  • My biggest tip to anyone that would like to take this class is to be prepared to put in the work and then do extra. If an assignment calls for 10 thumbnails, do 50, if it calls for 4 studies, do 12. That doesn’t mean you haphazardly do more for the sake of doing more but do more than is asked, put in the hours, put in the effort and it will help you out tremendously.
  • The experience I’ve gotten from the seven other CGMA courses I’ve taken absolutely helped me with this course. Not only have they given me a workload and some hours under my belt, but I’ve made a ton of mistakes along the way and already knowing what doesn’t work can help speed up the homework quite a bit. But if I had to pick one class in particular I’d say it was Marco Bucci’s Color and Light course. He thoroughly breaks down different lighting and color scenarios and how that interacts with everything in your scene and I believe that knowledge translated to a lot better work in my Environment Painting and Design class.

LEARN MORE

CGMA provides comprehensive instruction for Art, Games, and VFX industries in a variety of courses for a range of students, from 2D and 3D artists looking to supplement their college studies to industry professionals looking to stay up to date on emerging trends and techniques in the field.

RELATED LINKS

Check out the rest of Nick’s concept art on his website.

Enroll in CGMA’s Environment Painting & Design course taught by Senior Concept Artist Gilles Beloeil.

Watch Storyboard Artist Lanny Markasky discuss the functions and benefits of thumbnails.

Read “How to Approach Color and Light: Exercises to Build Fundamentals” to grow your skills.

Want to add drama to your scenes? Explore CGMA’s Composition for Concept Art and Illustration taught by Freelance Concept Artist/Illustrator Axel Sauerwald and Art Director/Concept Artist Mauricio Abril.
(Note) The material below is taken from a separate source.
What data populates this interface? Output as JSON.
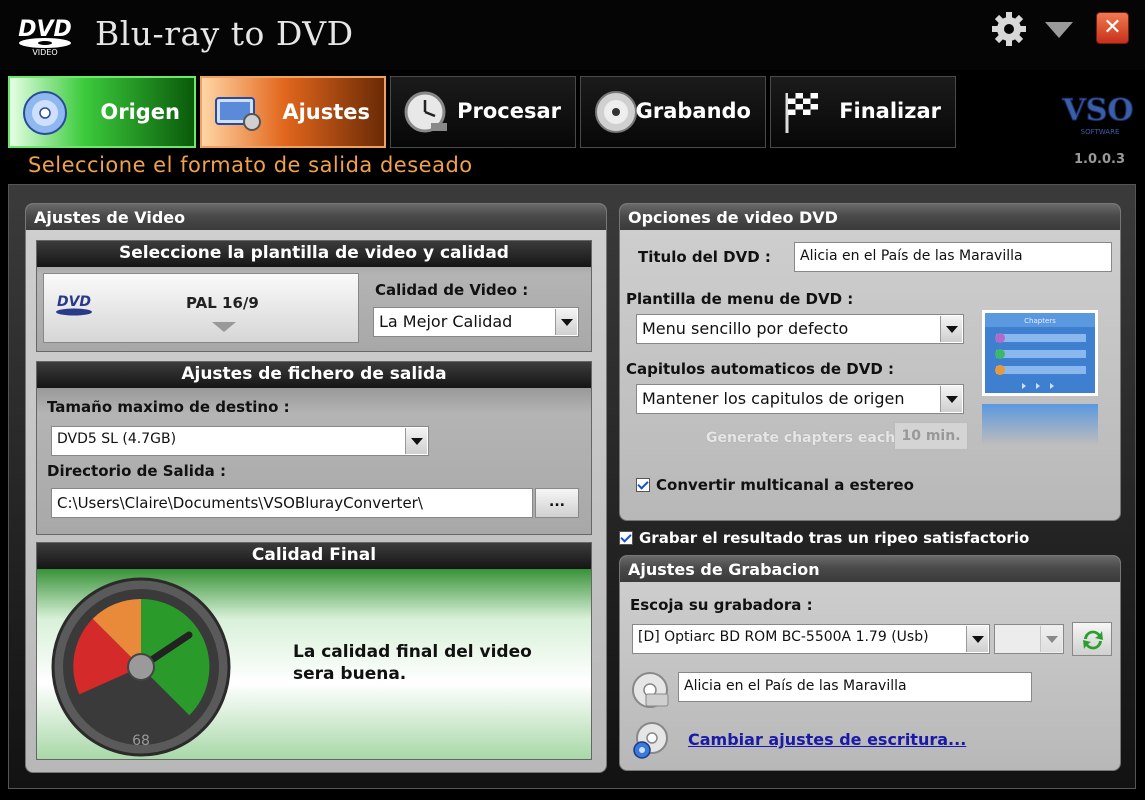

Explore CGMA’s The Art of Color and Light course, taught by DreamWorks Animation Art Director Chris BrockFreelance Concept Artist Axel Sauerwald, and Illustrator/Lead Color Artist Marco Bucci.